• **Try it**
Set down all of the data exactly. Pictures stay out of the copy.

• **Dataset**
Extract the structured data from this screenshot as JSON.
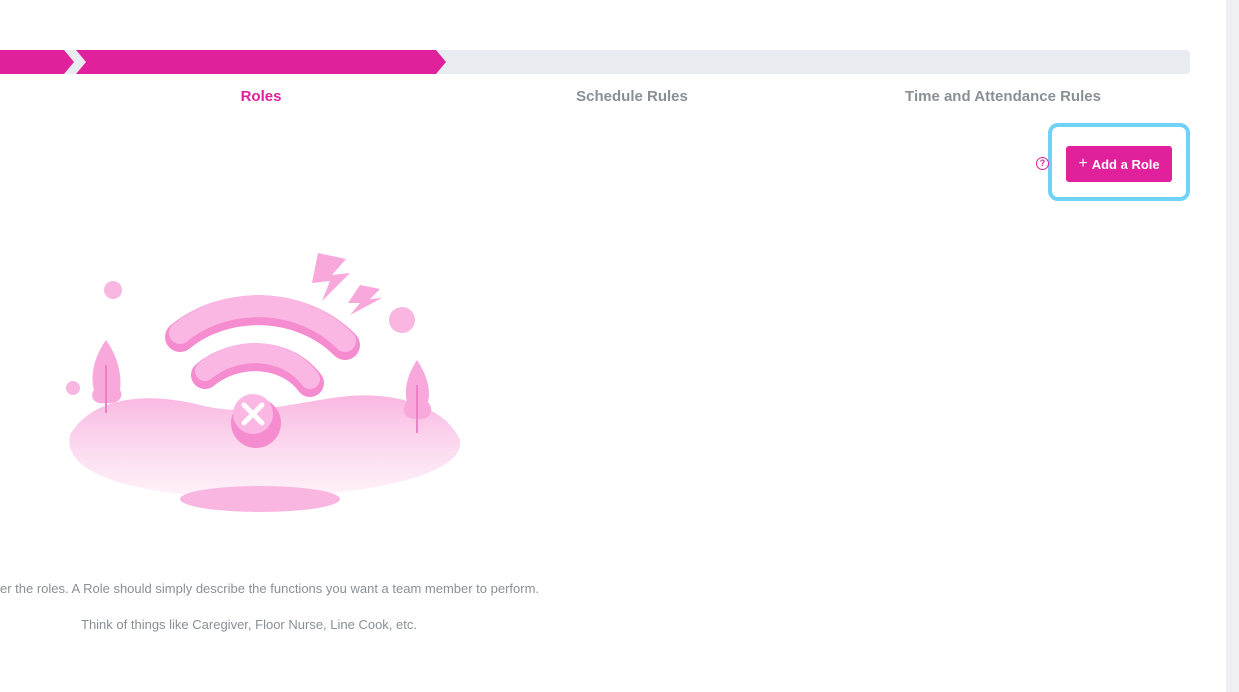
{
  "steps": {
    "roles": "Roles",
    "schedule": "Schedule Rules",
    "time": "Time and Attendance Rules"
  },
  "actions": {
    "add_role_label": "Add a Role",
    "add_role_icon": "plus-icon",
    "help_icon": "question-icon",
    "help_glyph": "?"
  },
  "empty_state": {
    "line1": "er the roles. A Role should simply describe the functions you want a team member to perform.",
    "line2": "Think of things like Caregiver, Floor Nurse, Line Cook, etc.",
    "illustration_icon": "no-wifi-illustration"
  },
  "colors": {
    "accent": "#e0219b",
    "track": "#e8ecf1",
    "highlight": "#6fd3f7",
    "muted_text": "#8a8f96"
  }
}
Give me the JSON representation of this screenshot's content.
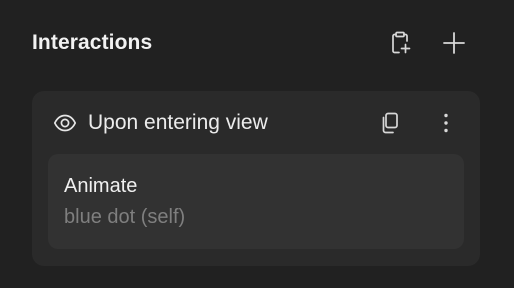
{
  "panel": {
    "title": "Interactions",
    "header_icons": [
      "clipboard-add-icon",
      "plus-icon"
    ]
  },
  "interaction": {
    "trigger_icon": "eye-icon",
    "trigger_label": "Upon entering view",
    "card_icons": [
      "copy-icon",
      "more-vertical-icon"
    ],
    "action": {
      "name": "Animate",
      "target": "blue dot (self)"
    }
  },
  "colors": {
    "background": "#212121",
    "card": "#2a2a2a",
    "action_row": "#323232",
    "text_primary": "#f0f0f0",
    "text_secondary": "#7f7f7f"
  }
}
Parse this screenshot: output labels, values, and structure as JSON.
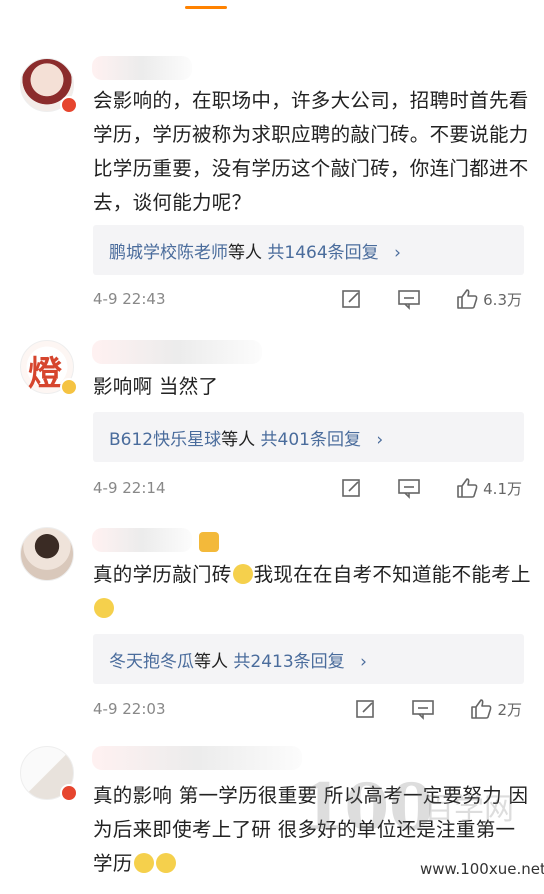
{
  "colors": {
    "accent": "#ff8200",
    "link": "#4a6c9c",
    "meta": "#888888",
    "reply_bg": "#f4f4f6"
  },
  "comments": [
    {
      "text": "会影响的，在职场中，许多大公司，招聘时首先看学历，学历被称为求职应聘的敲门砖。不要说能力比学历重要，没有学历这个敲门砖，你连门都进不去，谈何能力呢？",
      "reply": {
        "name": "鹏城学校陈老师",
        "middle": "等人",
        "count": "共1464条回复"
      },
      "time": "4-9 22:43",
      "likes": "6.3万"
    },
    {
      "text": "影响啊 当然了",
      "reply": {
        "name": "B612快乐星球",
        "middle": "等人",
        "count": "共401条回复"
      },
      "time": "4-9 22:14",
      "likes": "4.1万"
    },
    {
      "text_a": "真的学历敲门砖",
      "text_b": "我现在在自考不知道能不能考上",
      "reply": {
        "name": "冬天抱冬瓜",
        "middle": "等人",
        "count": "共2413条回复"
      },
      "time": "4-9 22:03",
      "likes": "2万"
    },
    {
      "text": "真的影响 第一学历很重要 所以高考一定要努力 因为后来即使考上了研 很多好的单位还是注重第一学历"
    }
  ],
  "icons": [
    "edit-icon",
    "comment-icon",
    "like-icon",
    "chevron-right-icon",
    "verified-badge-icon",
    "emoji-icon"
  ],
  "watermark": {
    "logo": "100",
    "cn": "百学网",
    "url": "www.100xue.net"
  }
}
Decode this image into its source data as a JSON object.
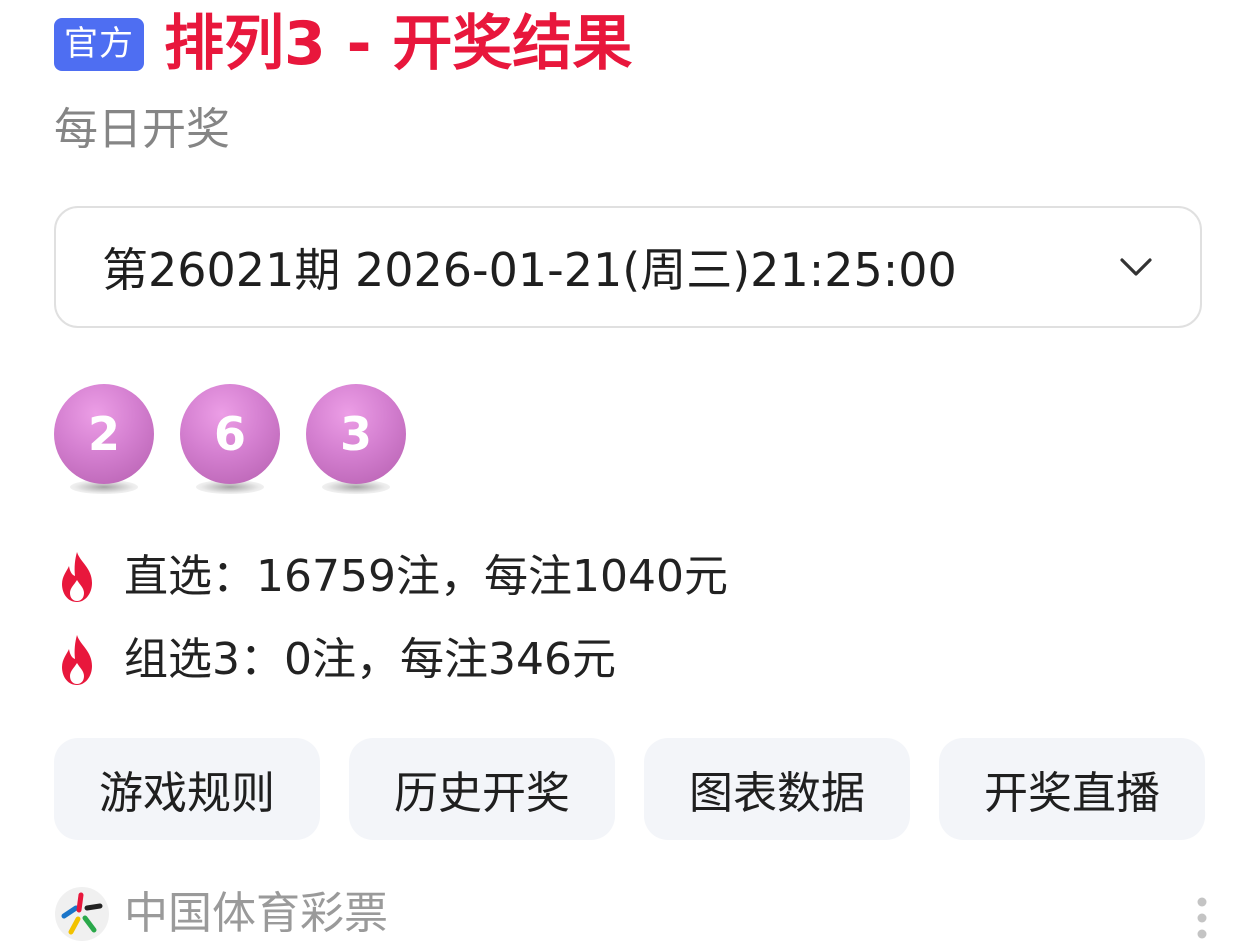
{
  "header": {
    "badge": "官方",
    "title": "排列3 - 开奖结果",
    "subtitle": "每日开奖"
  },
  "issue_select": {
    "selected": "第26021期 2026-01-21(周三)21:25:00"
  },
  "balls": [
    "2",
    "6",
    "3"
  ],
  "prizes": [
    {
      "text": "直选：16759注，每注1040元"
    },
    {
      "text": "组选3：0注，每注346元"
    }
  ],
  "actions": [
    {
      "label": "游戏规则"
    },
    {
      "label": "历史开奖"
    },
    {
      "label": "图表数据"
    },
    {
      "label": "开奖直播"
    }
  ],
  "footer": {
    "source": "中国体育彩票"
  },
  "colors": {
    "title": "#e8173c",
    "badge": "#4e6ef2",
    "ball": "#d47fd0",
    "fire": "#e8173c"
  }
}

• **Task solution**
Extract the structured data from this screenshot as JSON.
{
  "steps": {
    "roles": "Roles",
    "schedule": "Schedule Rules",
    "time": "Time and Attendance Rules"
  },
  "actions": {
    "add_role_label": "Add a Role",
    "add_role_icon": "plus-icon",
    "help_icon": "question-icon",
    "help_glyph": "?"
  },
  "empty_state": {
    "line1": "er the roles. A Role should simply describe the functions you want a team member to perform.",
    "line2": "Think of things like Caregiver, Floor Nurse, Line Cook, etc.",
    "illustration_icon": "no-wifi-illustration"
  },
  "colors": {
    "accent": "#e0219b",
    "track": "#e8ecf1",
    "highlight": "#6fd3f7",
    "muted_text": "#8a8f96"
  }
}
Give me the JSON representation of this screenshot's content.
{
  "panel": {
    "title": "Interactions",
    "header_icons": [
      "clipboard-add-icon",
      "plus-icon"
    ]
  },
  "interaction": {
    "trigger_icon": "eye-icon",
    "trigger_label": "Upon entering view",
    "card_icons": [
      "copy-icon",
      "more-vertical-icon"
    ],
    "action": {
      "name": "Animate",
      "target": "blue dot (self)"
    }
  },
  "colors": {
    "background": "#212121",
    "card": "#2a2a2a",
    "action_row": "#323232",
    "text_primary": "#f0f0f0",
    "text_secondary": "#7f7f7f"
  }
}
Parse this screenshot: output labels, values, and structure as JSON.
{
  "colors": {
    "accent": "#ff8200",
    "link": "#4a6c9c",
    "meta": "#888888",
    "reply_bg": "#f4f4f6"
  },
  "comments": [
    {
      "text": "会影响的，在职场中，许多大公司，招聘时首先看学历，学历被称为求职应聘的敲门砖。不要说能力比学历重要，没有学历这个敲门砖，你连门都进不去，谈何能力呢？",
      "reply": {
        "name": "鹏城学校陈老师",
        "middle": "等人",
        "count": "共1464条回复"
      },
      "time": "4-9 22:43",
      "likes": "6.3万"
    },
    {
      "text": "影响啊 当然了",
      "reply": {
        "name": "B612快乐星球",
        "middle": "等人",
        "count": "共401条回复"
      },
      "time": "4-9 22:14",
      "likes": "4.1万"
    },
    {
      "text_a": "真的学历敲门砖",
      "text_b": "我现在在自考不知道能不能考上",
      "reply": {
        "name": "冬天抱冬瓜",
        "middle": "等人",
        "count": "共2413条回复"
      },
      "time": "4-9 22:03",
      "likes": "2万"
    },
    {
      "text": "真的影响 第一学历很重要 所以高考一定要努力 因为后来即使考上了研 很多好的单位还是注重第一学历"
    }
  ],
  "icons": [
    "edit-icon",
    "comment-icon",
    "like-icon",
    "chevron-right-icon",
    "verified-badge-icon",
    "emoji-icon"
  ],
  "watermark": {
    "logo": "100",
    "cn": "百学网",
    "url": "www.100xue.net"
  }
}
Decode this image into its source data as a JSON object.
{
  "header": {
    "badge": "官方",
    "title": "排列3 - 开奖结果",
    "subtitle": "每日开奖"
  },
  "issue_select": {
    "selected": "第26021期 2026-01-21(周三)21:25:00"
  },
  "balls": [
    "2",
    "6",
    "3"
  ],
  "prizes": [
    {
      "text": "直选：16759注，每注1040元"
    },
    {
      "text": "组选3：0注，每注346元"
    }
  ],
  "actions": [
    {
      "label": "游戏规则"
    },
    {
      "label": "历史开奖"
    },
    {
      "label": "图表数据"
    },
    {
      "label": "开奖直播"
    }
  ],
  "footer": {
    "source": "中国体育彩票"
  },
  "colors": {
    "title": "#e8173c",
    "badge": "#4e6ef2",
    "ball": "#d47fd0",
    "fire": "#e8173c"
  }
}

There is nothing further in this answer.